Entries from a dataset of interfaces:
○ ○ ○ ○ ○ ○ ○
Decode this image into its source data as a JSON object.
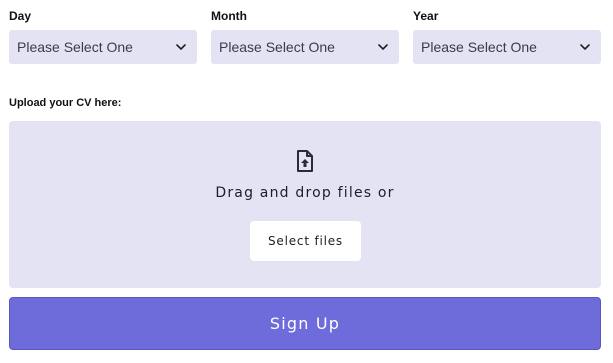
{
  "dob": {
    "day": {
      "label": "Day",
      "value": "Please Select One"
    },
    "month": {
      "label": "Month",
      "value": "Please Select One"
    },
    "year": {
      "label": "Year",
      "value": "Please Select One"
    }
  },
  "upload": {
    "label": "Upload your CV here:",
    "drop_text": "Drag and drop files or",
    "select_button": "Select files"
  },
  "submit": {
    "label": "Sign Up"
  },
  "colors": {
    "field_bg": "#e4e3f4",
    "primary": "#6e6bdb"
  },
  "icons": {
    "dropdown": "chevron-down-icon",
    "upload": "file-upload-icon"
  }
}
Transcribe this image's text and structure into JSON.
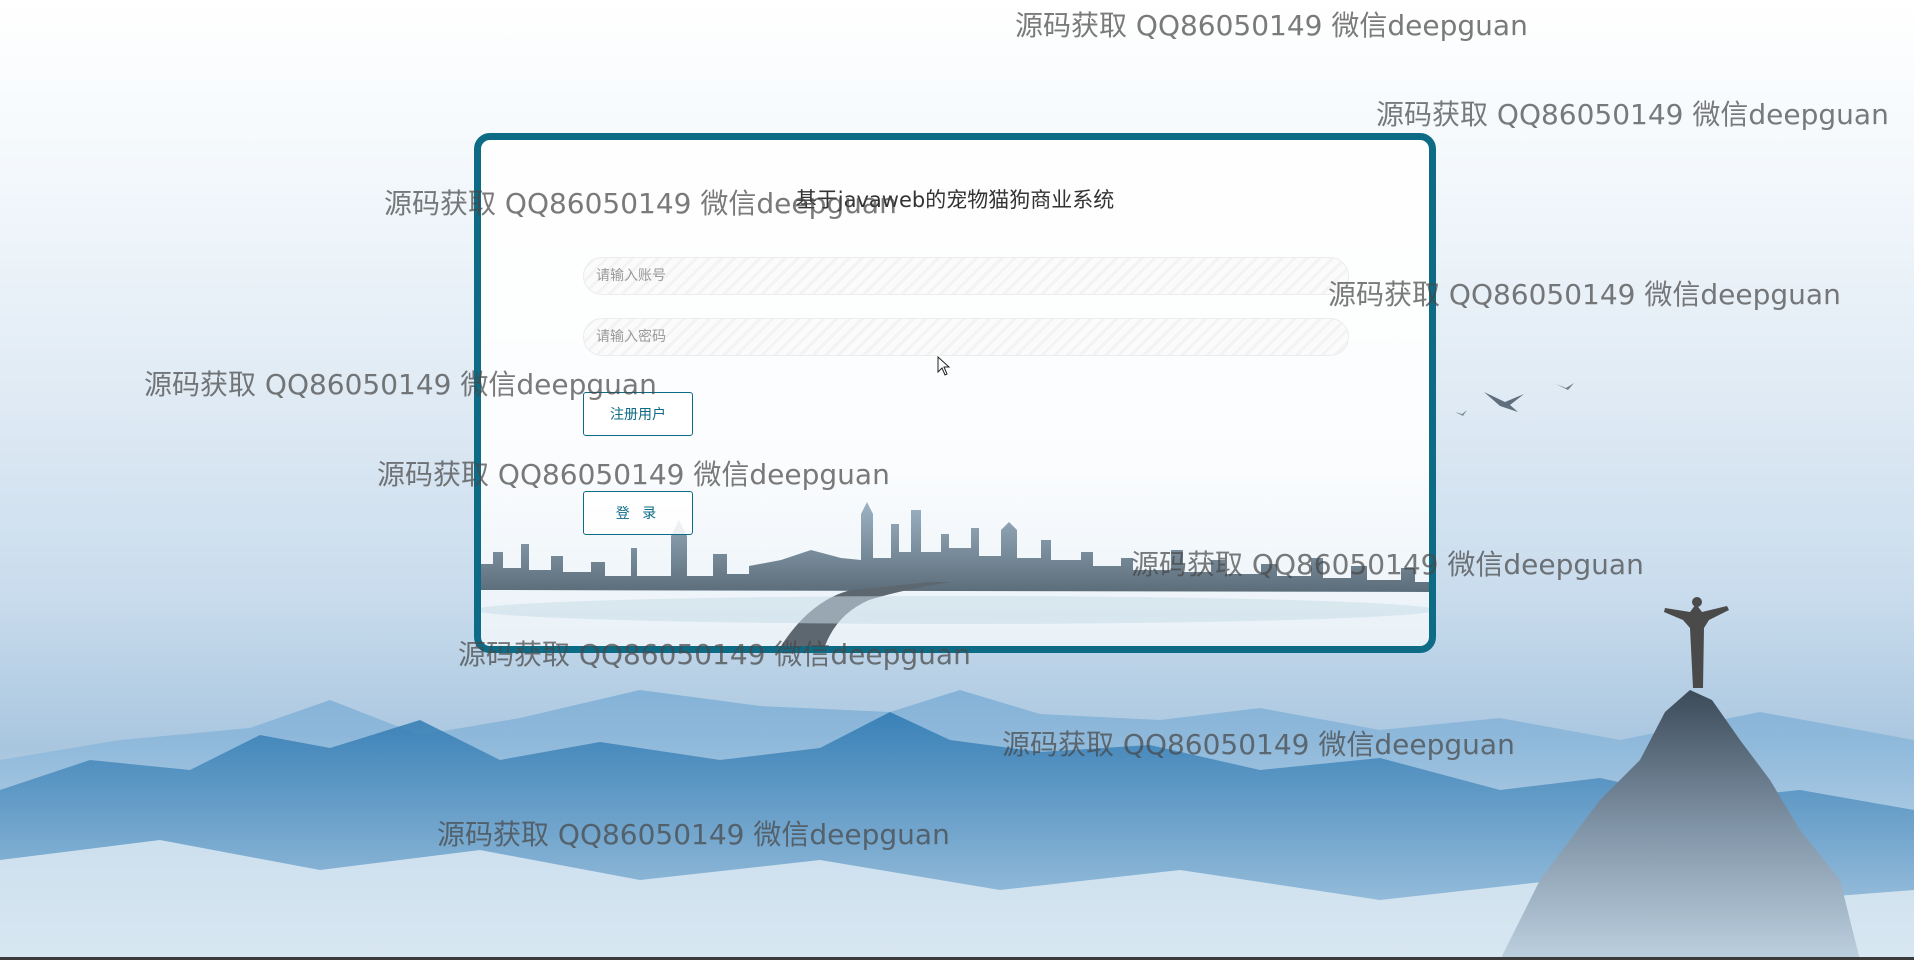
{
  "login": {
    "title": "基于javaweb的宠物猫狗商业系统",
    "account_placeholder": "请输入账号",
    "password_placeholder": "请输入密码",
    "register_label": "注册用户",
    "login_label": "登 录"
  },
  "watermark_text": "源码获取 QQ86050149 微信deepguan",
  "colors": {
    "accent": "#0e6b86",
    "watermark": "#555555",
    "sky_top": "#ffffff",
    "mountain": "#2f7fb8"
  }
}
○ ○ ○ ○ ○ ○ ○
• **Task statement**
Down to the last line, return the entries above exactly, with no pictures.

• **Solution below**
Decode this image into its source data as a JSON object.
{
  "dob": {
    "day": {
      "label": "Day",
      "value": "Please Select One"
    },
    "month": {
      "label": "Month",
      "value": "Please Select One"
    },
    "year": {
      "label": "Year",
      "value": "Please Select One"
    }
  },
  "upload": {
    "label": "Upload your CV here:",
    "drop_text": "Drag and drop files or",
    "select_button": "Select files"
  },
  "submit": {
    "label": "Sign Up"
  },
  "colors": {
    "field_bg": "#e4e3f4",
    "primary": "#6e6bdb"
  },
  "icons": {
    "dropdown": "chevron-down-icon",
    "upload": "file-upload-icon"
  }
}
Transcribe this image's text and structure into JSON.
{
  "login": {
    "title": "基于javaweb的宠物猫狗商业系统",
    "account_placeholder": "请输入账号",
    "password_placeholder": "请输入密码",
    "register_label": "注册用户",
    "login_label": "登 录"
  },
  "watermark_text": "源码获取 QQ86050149 微信deepguan",
  "colors": {
    "accent": "#0e6b86",
    "watermark": "#555555",
    "sky_top": "#ffffff",
    "mountain": "#2f7fb8"
  }
}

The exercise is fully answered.